It has been proven that bullying has long-term negative effects on the health and behavior of children (Pearce & Thompson, 2006). Bullying has a lasting impact on physical and emotional health, social interaction and the academic success of those who are bullied.
The physical health of bullied children can be seriously affected. Unfortunately, victims of bullies have to deal with much more than “wedgies” and being crammed into a hallway locker. Bullying leads to a higher risk of physical health problems. Young people dealing with bullying are three times more likely to suffer from headaches, difficulty sleeping and bed wetting. Children and youth also experience stomach pains and often have a poor appetite. According to the U.S. Department of Health and Human Services (2018), these problems are increased with development.
In addition to physical issues, bullying causes several mental health problems in victims. Frequent bullying is a traumatic experience for children and adolescents. Bullying puts kids at a high risk for the development of a psychiatric disorder (Nierenberg, 2015). One of the issues that can be caused by bullying is depression. Bullied individuals often become sad and lonely. And adolescents who are picked on are more likely to overuse medications to address their physical and emotional problems.
Physical and mental health problems are not the only issues that bullied students face. These students also tend to have difficulties with emotional and social development. For instance, bullied children are more likely to suffer from low self-esteem as well (Gonzales, 2017). Oftentimes, when an individual is bullied, they develop feelings of being unimportant or unworthy of attention or help (especially because he/she is not getting the attention or help they need). Children and adolescents often seek approval from their peers. Acceptance largely contributes to a child’s sense of happiness, belonging and self-concept. Low confidence levels and poor communication skills are typical results of being bullied.

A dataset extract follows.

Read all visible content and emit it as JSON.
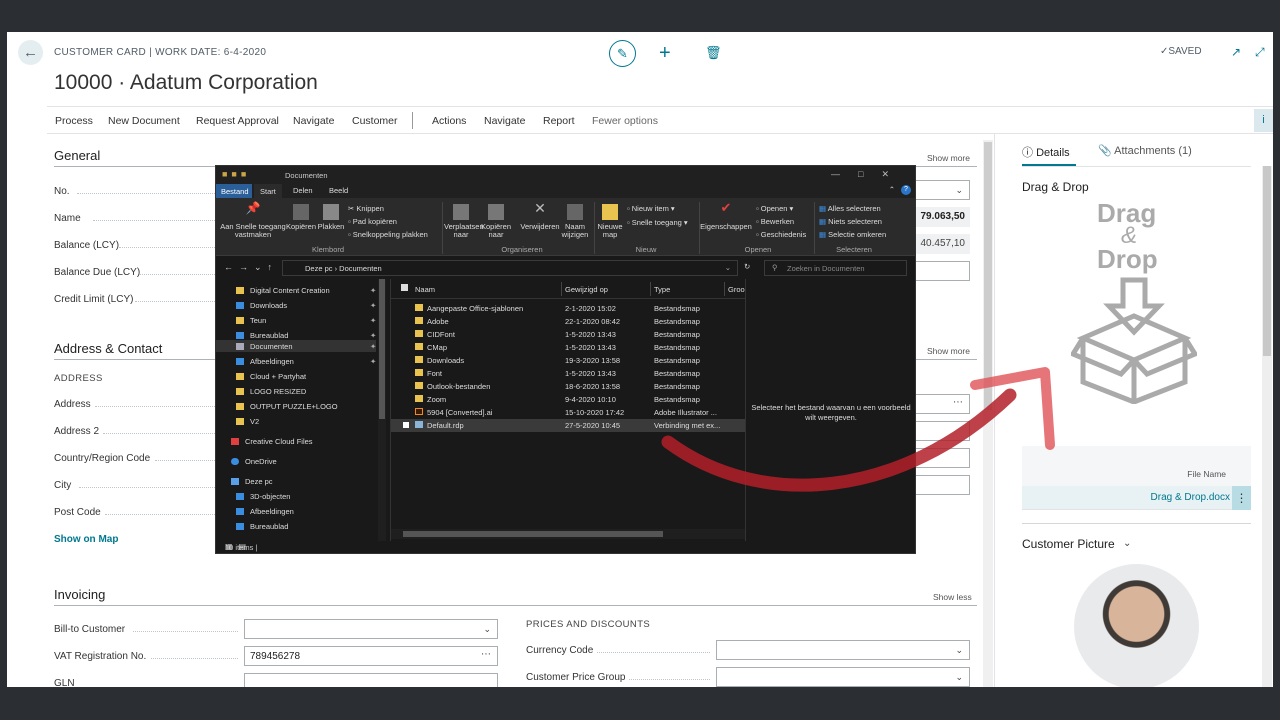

Bullying also impacts students’ academic outcomes. Students who are bullied are more likely to dislike and avoid school. When a student is bullied they do not want to go to school and have lower attendance rates. Poor attendance directly impacts a student’s academic performance and grades. Academic success is adversely affected by bullying for both the bully and the victim (Crist, 2017).
The impact of bullying goes far beyond a few scrapes and a bruised ego. Victims of bullying struggle with long-term physical, mental, emotional, social and even academic obstacles. We have to do something to help our schools and communities address these issues. In order to address the impacts, it is so important that we first recognize when an individual is being bullied. Be sure to check out my next blog, Beating up Bullying: Part Three Recognizing Bullying. Until then…stay informed, stay involved.
Crist, C. (2017, February 2). School bullying linked to poorer academic achievement. Reuters Health.
Gonzales, K. (2017). The connection between low self-esteem and bullying. Attitudes and Persuasion. Social Psychology.
Nierenberg, C. (2015). Childhood bullying can have lasting effects on mental health. Live Science. https://www.livescience.com/53034-childhood-bullying-lasting-mental-health-effects.html
Pearce, J. B. and Thompson, A. E. (2006). Practical approaches to reduce the impact of bullying. BMJ Journals. Archive of Disease in Childhood, 79(6).
United States Health and Human Services. (2017). Physical health problems and bullying. https://www.prevnet.ca/sites/prevnet.ca/files/fact-sheet/PREVNet-SAMHSA-Factsheet-Physical-Health-ProblemsandBullying.pdf
Author : Dr. P.K. Wayne